Hearing Impairment and Disability
The word "disabled" brings forth a stereotypically negative, pitiful image of a helpless person to mind. When we think of disability, we do not generally add hearing impaired individuals to the group, yet according to the Americans with Disabilities Act (1990) those with hearing loss are considered to be disabled and thus protected under this act.
Getting used to the idea of being hearing impaired and disabled can result in a shift in one’s self-perspective. This shift can often lead to a lack of confidence and a growing sense of weakness, helplessness, and dependence. Hearing impaired individuals, although considered to be disabled, do not need to feel weakened by this label. On the contrary, they can be beacons of hope by leading by example and breaking free from the stigma by leading independent, self-reliant lives through self-acceptance.

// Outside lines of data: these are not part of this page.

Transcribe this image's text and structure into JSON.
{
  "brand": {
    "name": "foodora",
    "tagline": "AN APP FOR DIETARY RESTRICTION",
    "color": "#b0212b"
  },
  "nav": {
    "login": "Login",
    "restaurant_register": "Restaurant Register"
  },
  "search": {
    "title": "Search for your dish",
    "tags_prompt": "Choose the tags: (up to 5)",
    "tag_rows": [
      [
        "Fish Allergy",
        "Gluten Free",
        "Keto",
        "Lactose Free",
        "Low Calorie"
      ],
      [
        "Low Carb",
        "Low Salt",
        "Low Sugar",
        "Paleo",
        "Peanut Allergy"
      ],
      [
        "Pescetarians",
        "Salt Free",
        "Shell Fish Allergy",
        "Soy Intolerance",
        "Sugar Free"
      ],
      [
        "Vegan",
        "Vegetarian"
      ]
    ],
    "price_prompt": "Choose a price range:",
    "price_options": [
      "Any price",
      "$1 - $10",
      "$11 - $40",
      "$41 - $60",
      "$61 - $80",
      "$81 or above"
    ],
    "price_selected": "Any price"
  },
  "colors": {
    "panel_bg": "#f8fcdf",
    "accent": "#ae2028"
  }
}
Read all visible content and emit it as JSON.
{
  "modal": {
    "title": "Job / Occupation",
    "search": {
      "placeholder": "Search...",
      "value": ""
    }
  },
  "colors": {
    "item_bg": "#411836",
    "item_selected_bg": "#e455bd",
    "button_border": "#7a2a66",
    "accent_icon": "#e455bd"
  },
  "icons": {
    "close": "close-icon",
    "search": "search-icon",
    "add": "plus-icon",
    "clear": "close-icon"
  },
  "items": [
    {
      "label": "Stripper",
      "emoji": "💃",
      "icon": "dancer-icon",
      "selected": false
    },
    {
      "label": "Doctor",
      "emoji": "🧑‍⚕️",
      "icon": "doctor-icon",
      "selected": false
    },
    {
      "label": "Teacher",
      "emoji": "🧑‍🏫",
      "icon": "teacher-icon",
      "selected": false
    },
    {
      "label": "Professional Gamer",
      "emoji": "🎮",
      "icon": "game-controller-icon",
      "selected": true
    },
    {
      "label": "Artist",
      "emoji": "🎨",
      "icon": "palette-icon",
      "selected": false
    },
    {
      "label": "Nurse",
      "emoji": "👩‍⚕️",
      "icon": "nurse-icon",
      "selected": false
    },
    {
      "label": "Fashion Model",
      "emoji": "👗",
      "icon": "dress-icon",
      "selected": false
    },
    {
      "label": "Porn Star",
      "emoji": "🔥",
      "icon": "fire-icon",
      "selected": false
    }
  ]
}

With proper treatment, hearing loss can be overcome thanks to the latest technological advancements in hearing aids. Being disabled does not make you powerless; it makes you capable of achieving great heights not despite your difficulties, but because of them. View your hearing impairment as another opportunity to challenge yourself and overcome whatever mental barriers you may have set upon yourself to set yourself free.